[Material for the task — start]

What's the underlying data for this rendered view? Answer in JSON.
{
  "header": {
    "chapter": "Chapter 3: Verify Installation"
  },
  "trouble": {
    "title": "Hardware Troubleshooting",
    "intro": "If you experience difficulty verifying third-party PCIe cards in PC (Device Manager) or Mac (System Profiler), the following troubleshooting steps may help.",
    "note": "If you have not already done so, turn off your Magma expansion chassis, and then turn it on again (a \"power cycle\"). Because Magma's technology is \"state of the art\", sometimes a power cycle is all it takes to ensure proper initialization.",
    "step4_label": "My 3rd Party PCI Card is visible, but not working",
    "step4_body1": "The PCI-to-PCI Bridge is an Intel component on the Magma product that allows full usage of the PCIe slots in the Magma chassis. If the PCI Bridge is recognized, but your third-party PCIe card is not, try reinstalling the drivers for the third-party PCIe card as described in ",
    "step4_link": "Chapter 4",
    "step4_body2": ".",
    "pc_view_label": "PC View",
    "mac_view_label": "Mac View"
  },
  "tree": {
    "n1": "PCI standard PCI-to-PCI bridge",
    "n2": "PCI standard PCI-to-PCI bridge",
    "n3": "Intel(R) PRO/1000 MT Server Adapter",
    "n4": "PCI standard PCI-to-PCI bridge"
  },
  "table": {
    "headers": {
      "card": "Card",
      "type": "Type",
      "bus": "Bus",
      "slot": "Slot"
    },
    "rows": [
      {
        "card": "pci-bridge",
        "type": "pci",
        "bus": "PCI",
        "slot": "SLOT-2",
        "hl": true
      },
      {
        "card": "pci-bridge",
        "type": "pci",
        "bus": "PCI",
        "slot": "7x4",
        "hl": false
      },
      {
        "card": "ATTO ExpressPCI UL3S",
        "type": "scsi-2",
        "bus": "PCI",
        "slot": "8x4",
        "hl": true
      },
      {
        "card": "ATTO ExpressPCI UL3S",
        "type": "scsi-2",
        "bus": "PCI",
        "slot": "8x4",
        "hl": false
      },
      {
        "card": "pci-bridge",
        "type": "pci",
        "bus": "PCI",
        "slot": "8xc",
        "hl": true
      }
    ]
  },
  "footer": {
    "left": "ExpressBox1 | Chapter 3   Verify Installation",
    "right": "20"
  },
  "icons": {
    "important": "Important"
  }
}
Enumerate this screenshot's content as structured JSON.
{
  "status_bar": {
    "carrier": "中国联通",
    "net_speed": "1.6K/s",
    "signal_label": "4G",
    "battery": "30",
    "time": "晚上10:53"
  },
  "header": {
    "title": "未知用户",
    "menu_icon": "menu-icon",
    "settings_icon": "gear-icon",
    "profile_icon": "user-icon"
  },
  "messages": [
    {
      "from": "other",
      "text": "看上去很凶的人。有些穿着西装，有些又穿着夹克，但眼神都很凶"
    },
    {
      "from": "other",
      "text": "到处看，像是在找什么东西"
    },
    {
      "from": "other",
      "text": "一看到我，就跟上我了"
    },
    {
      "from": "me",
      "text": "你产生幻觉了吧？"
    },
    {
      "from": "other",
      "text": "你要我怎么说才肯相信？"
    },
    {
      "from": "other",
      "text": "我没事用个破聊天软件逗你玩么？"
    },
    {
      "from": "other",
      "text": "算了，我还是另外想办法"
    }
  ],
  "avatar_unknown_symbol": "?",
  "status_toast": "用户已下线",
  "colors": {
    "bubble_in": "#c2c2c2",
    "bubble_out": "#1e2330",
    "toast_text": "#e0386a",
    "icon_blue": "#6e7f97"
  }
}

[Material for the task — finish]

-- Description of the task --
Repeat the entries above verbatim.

-- Exercise output --
What's the underlying data for this rendered view? Answer in JSON.
{
  "header": {
    "chapter": "Chapter 3: Verify Installation"
  },
  "trouble": {
    "title": "Hardware Troubleshooting",
    "intro": "If you experience difficulty verifying third-party PCIe cards in PC (Device Manager) or Mac (System Profiler), the following troubleshooting steps may help.",
    "note": "If you have not already done so, turn off your Magma expansion chassis, and then turn it on again (a \"power cycle\"). Because Magma's technology is \"state of the art\", sometimes a power cycle is all it takes to ensure proper initialization.",
    "step4_label": "My 3rd Party PCI Card is visible, but not working",
    "step4_body1": "The PCI-to-PCI Bridge is an Intel component on the Magma product that allows full usage of the PCIe slots in the Magma chassis. If the PCI Bridge is recognized, but your third-party PCIe card is not, try reinstalling the drivers for the third-party PCIe card as described in ",
    "step4_link": "Chapter 4",
    "step4_body2": ".",
    "pc_view_label": "PC View",
    "mac_view_label": "Mac View"
  },
  "tree": {
    "n1": "PCI standard PCI-to-PCI bridge",
    "n2": "PCI standard PCI-to-PCI bridge",
    "n3": "Intel(R) PRO/1000 MT Server Adapter",
    "n4": "PCI standard PCI-to-PCI bridge"
  },
  "table": {
    "headers": {
      "card": "Card",
      "type": "Type",
      "bus": "Bus",
      "slot": "Slot"
    },
    "rows": [
      {
        "card": "pci-bridge",
        "type": "pci",
        "bus": "PCI",
        "slot": "SLOT-2",
        "hl": true
      },
      {
        "card": "pci-bridge",
        "type": "pci",
        "bus": "PCI",
        "slot": "7x4",
        "hl": false
      },
      {
        "card": "ATTO ExpressPCI UL3S",
        "type": "scsi-2",
        "bus": "PCI",
        "slot": "8x4",
        "hl": true
      },
      {
        "card": "ATTO ExpressPCI UL3S",
        "type": "scsi-2",
        "bus": "PCI",
        "slot": "8x4",
        "hl": false
      },
      {
        "card": "pci-bridge",
        "type": "pci",
        "bus": "PCI",
        "slot": "8xc",
        "hl": true
      }
    ]
  },
  "footer": {
    "left": "ExpressBox1 | Chapter 3   Verify Installation",
    "right": "20"
  },
  "icons": {
    "important": "Important"
  }
}
Enumerate this screenshot's content as structured JSON.
{
  "status_bar": {
    "carrier": "中国联通",
    "net_speed": "1.6K/s",
    "signal_label": "4G",
    "battery": "30",
    "time": "晚上10:53"
  },
  "header": {
    "title": "未知用户",
    "menu_icon": "menu-icon",
    "settings_icon": "gear-icon",
    "profile_icon": "user-icon"
  },
  "messages": [
    {
      "from": "other",
      "text": "看上去很凶的人。有些穿着西装，有些又穿着夹克，但眼神都很凶"
    },
    {
      "from": "other",
      "text": "到处看，像是在找什么东西"
    },
    {
      "from": "other",
      "text": "一看到我，就跟上我了"
    },
    {
      "from": "me",
      "text": "你产生幻觉了吧？"
    },
    {
      "from": "other",
      "text": "你要我怎么说才肯相信？"
    },
    {
      "from": "other",
      "text": "我没事用个破聊天软件逗你玩么？"
    },
    {
      "from": "other",
      "text": "算了，我还是另外想办法"
    }
  ],
  "avatar_unknown_symbol": "?",
  "status_toast": "用户已下线",
  "colors": {
    "bubble_in": "#c2c2c2",
    "bubble_out": "#1e2330",
    "toast_text": "#e0386a",
    "icon_blue": "#6e7f97"
  }
}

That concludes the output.